Responsible research and innovation may be an end goal for some of these companies, but the truth is the process won’t ever end. It’s something companies will have to continually tackle.

Ralf Lindner, a senior researcher on the topic of RRI, said: “I see responsible innovation more as an ongoing process. Just like sustainability, which was absent from corporate agendas until the recent past, responsible innovation will have to be gradually taken up by corporate governance schemes and embedded in industrial R&D practices. No doubt, this will be at times challenging and hard work.

“However, once responsible practices are broadly and deeply institutionalized, ensuring a positive impact of innovation on society will be part of companies’ day-to-day routines.”

Responsible research and innovation is a nebulous and complex topic that many companies still need to get to grips with. Much like innovation itself, RRI won’t ever end and it’s an idea that will continue to evolve and adapt, just like the big tech firms that need to embrace it.

New South African rand pricing for Netflix

Netflix in South Africa is dropping US dollar pricing for its subscription plans.

A Netflix spokesperson told MyBroadband that it has released new rand pricing for its packages, which will kick in this week.

The new rand pricing is as follows:

  • Basic – R99 pm
  • Standard – R139 pm
  • Premium – R169 pm

“Netflix, in its ongoing efforts to localise its offering for the South African market, will be billing South African subscribers in rands from Tuesday, 28 August 2018,” said the company.

Previously, local subscribers paid a dollar-based subscription fee, which fluctuated when converted into rands thanks to exchange rate movements.

Netflix also stated that it making a strong push to bring more local content to South Africans.

“Since launching in the country in January 2016, the content library on the Netflix SA service has grown by over 500%, with shows that speak to South African audiences such as Girlboss, Mindhunter, and Troy: Fall of a City.

It added that it will add even more locally-developed content to its library, which will include exclusive series, movies, documentaries, stand-up comedy shows, and kids content.

New Netflix pricing

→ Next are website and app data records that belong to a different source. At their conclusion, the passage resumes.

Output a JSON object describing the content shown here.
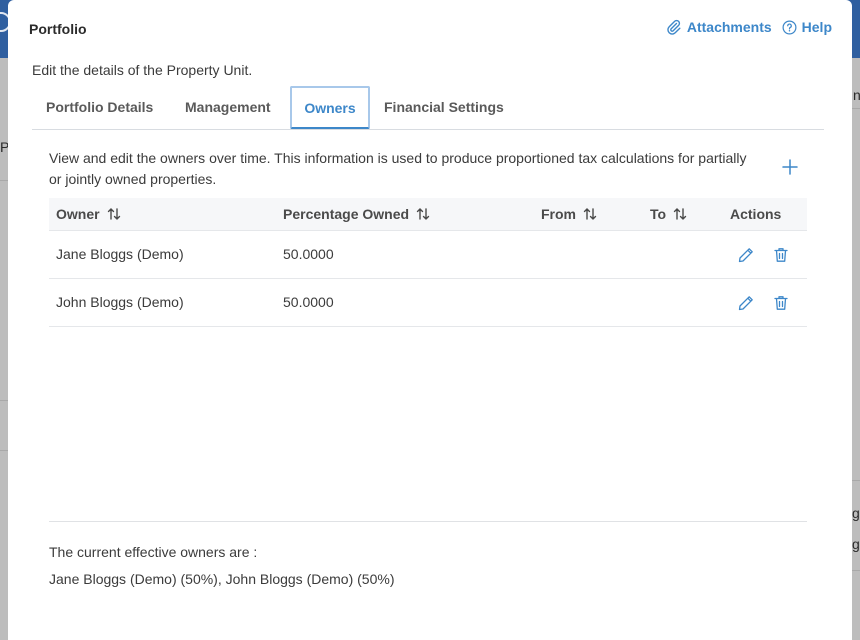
{
  "background": {
    "fragments": [
      "P",
      "n",
      "g",
      "g"
    ]
  },
  "modal": {
    "title": "Portfolio",
    "attachments_label": "Attachments",
    "help_label": "Help",
    "subtitle": "Edit the details of the Property Unit."
  },
  "tabs": [
    {
      "label": "Portfolio Details",
      "active": false
    },
    {
      "label": "Management",
      "active": false
    },
    {
      "label": "Owners",
      "active": true
    },
    {
      "label": "Financial Settings",
      "active": false
    }
  ],
  "owners": {
    "description": "View and edit the owners over time. This information is used to produce proportioned tax calculations for partially or jointly owned properties.",
    "columns": [
      "Owner",
      "Percentage Owned",
      "From",
      "To",
      "Actions"
    ],
    "rows": [
      {
        "owner": "Jane Bloggs (Demo)",
        "percentage": "50.0000",
        "from": "",
        "to": ""
      },
      {
        "owner": "John Bloggs (Demo)",
        "percentage": "50.0000",
        "from": "",
        "to": ""
      }
    ],
    "effective_label": "The current effective owners are :",
    "effective_value": "Jane Bloggs (Demo) (50%), John Bloggs (Demo) (50%)"
  },
  "colors": {
    "accent": "#3d87c9",
    "text": "#3b3b3b",
    "header_bg": "#f6f7f9"
  },
  "icons": {
    "attachments": "paperclip-icon",
    "help": "question-circle-icon",
    "add": "plus-icon",
    "sort": "sort-icon",
    "edit": "pencil-icon",
    "delete": "trash-icon"
  }
}
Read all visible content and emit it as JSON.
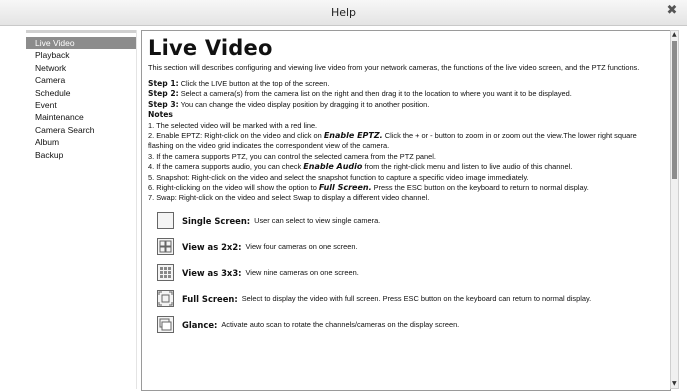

The table below compares the old dollar prices and the new rand pricing.

Netflix SA Pricing
Plan ZAR Price US Dollar Price
Basic R99 $7.99
Standard R139 $9.99
Premium R169 $11.99